The NHS does not aim to provide free health care for everyone, but to provide free health care for UK residents. This is because the system is paid for through the taxes taken from UK taxpayers' earnings. However, if you are visiting the UK and need medical care as a matter of urgency, you will be entitled to receive treatment. All emergency patients are treated free of charge in the UK, regardless of their nationality or health insurance status. You may be required to pay for treatment if you would not usually be entitled to free health care from the NHS and must stay in hospital for an extended period.

Once you are a UK resident, you will need to register at a General Practitioner's, or GPs, Surgery. Friends, relatives, colleagues or classmates should be able to recommend a suitable local practice. If you need help, doctors' surgeries are listed in the telephone directory, and many have details listed online if you search for local GP surgeries.

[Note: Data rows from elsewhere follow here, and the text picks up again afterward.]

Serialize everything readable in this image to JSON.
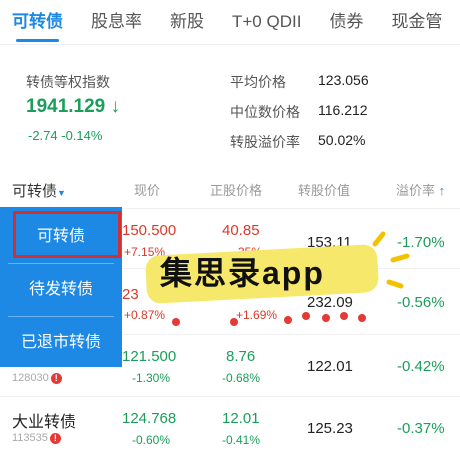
{
  "tabs": [
    "可转债",
    "股息率",
    "新股",
    "T+0 QDII",
    "债券",
    "现金管"
  ],
  "index": {
    "name": "转债等权指数",
    "value": "1941.129",
    "arrow": "↓",
    "change": "-2.74  -0.14%"
  },
  "stats": [
    {
      "label": "平均价格",
      "value": "123.056"
    },
    {
      "label": "中位数价格",
      "value": "116.212"
    },
    {
      "label": "转股溢价率",
      "value": "50.02%"
    }
  ],
  "table_headers": {
    "name": "可转债",
    "price": "现价",
    "stock_price": "正股价格",
    "conv_value": "转股价值",
    "premium": "溢价率"
  },
  "rows": [
    {
      "name": "",
      "code": "",
      "price": "150.500",
      "price_change": "+7.15%",
      "stock": "40.85",
      "stock_change": "35%",
      "conv": "153.11",
      "premium": "-1.70%"
    },
    {
      "name": "",
      "code": "",
      "price": "23",
      "price_change": "+0.87%",
      "stock": "",
      "stock_change": "+1.69%",
      "conv": "232.09",
      "premium": "-0.56%"
    },
    {
      "name": "",
      "code": "128030",
      "price": "121.500",
      "price_change": "-1.30%",
      "stock": "8.76",
      "stock_change": "-0.68%",
      "conv": "122.01",
      "premium": "-0.42%"
    },
    {
      "name": "大业转债",
      "code": "113535",
      "price": "124.768",
      "price_change": "-0.60%",
      "stock": "12.01",
      "stock_change": "-0.41%",
      "conv": "125.23",
      "premium": "-0.37%"
    }
  ],
  "dropdown": [
    "可转债",
    "待发转债",
    "已退市转债"
  ],
  "watermark": "集思录app",
  "colors": {
    "accent": "#1e88e5",
    "up": "#d93a2b",
    "down": "#1a9e5a"
  }
}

You can also contact your local branch of the Citizens Advice Bureau or CAB (listed in the telephone directory) for details of local surgeries and/or doctors who speak your native language, if you are uncomfortable speaking English.

If you need to see a doctor, you will need to contact the surgery to make an appointment. Most surgeries are open outside regular office hours, for example from eight in the morning until seven at night, but will usually close for one or two hours at lunch.



* The European Economic Area represents the freedom of movement and agreement to certain social policies undertaken by its thirty member states. These are: Austria, Belgium, Bulgaria, Cyprus, Czech Republic, Denmark, Estonia, Finland, France, Germany, Greece, Hungary, Iceland, Ireland, Italy, Latvia, Liechtenstein, Lithuania, Luxembourg, Malta, Netherlands, Norway, Poland, Portugal, Romania, Slovakia, Slovenia, Spain, Sweden and the United Kingdom.